BEGIN

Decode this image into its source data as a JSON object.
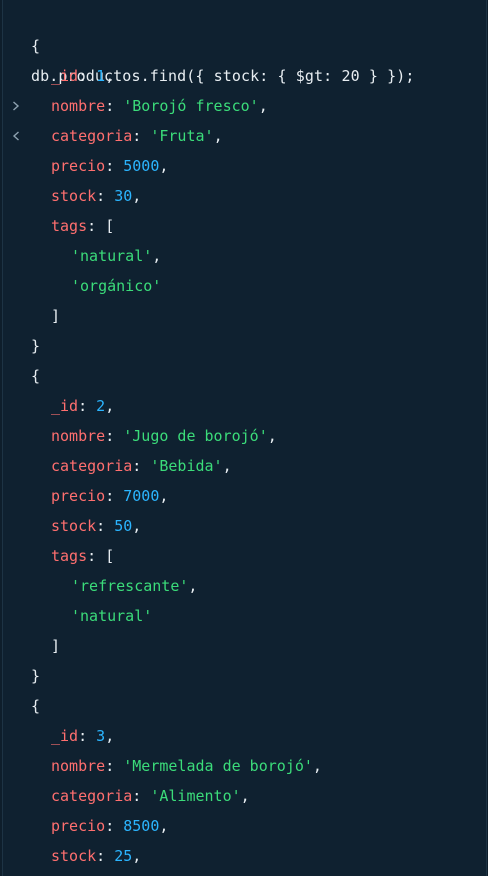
{
  "command": "db.productos.find({ stock: { $gt: 20 } });",
  "punct": {
    "open_brace": "{",
    "close_brace": "}",
    "open_bracket": "[",
    "close_bracket": "]",
    "colon": ": ",
    "comma": ","
  },
  "keys": {
    "id": "_id",
    "nombre": "nombre",
    "categoria": "categoria",
    "precio": "precio",
    "stock": "stock",
    "tags": "tags"
  },
  "documents": [
    {
      "id": "1",
      "nombre": "'Borojó fresco'",
      "categoria": "'Fruta'",
      "precio": "5000",
      "stock": "30",
      "tags": [
        "'natural'",
        "'orgánico'"
      ]
    },
    {
      "id": "2",
      "nombre": "'Jugo de borojó'",
      "categoria": "'Bebida'",
      "precio": "7000",
      "stock": "50",
      "tags": [
        "'refrescante'",
        "'natural'"
      ]
    },
    {
      "id": "3",
      "nombre": "'Mermelada de borojó'",
      "categoria": "'Alimento'",
      "precio": "8500",
      "stock": "25"
    }
  ],
  "colors": {
    "background": "#0f2130",
    "key": "#ff6f6f",
    "number": "#2bb5ff",
    "string": "#3bdc7a",
    "text": "#e8eef2",
    "icon": "#8ea2b0"
  },
  "icons": {
    "prompt": "chevron-right-icon",
    "result": "chevron-left-icon"
  }
}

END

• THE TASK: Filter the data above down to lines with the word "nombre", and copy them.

• ANSWER TO THIS TASK:
    "nombre": "nombre",
      "nombre": "'Borojó fresco'",
      "nombre": "'Jugo de borojó'",
      "nombre": "'Mermelada de borojó'",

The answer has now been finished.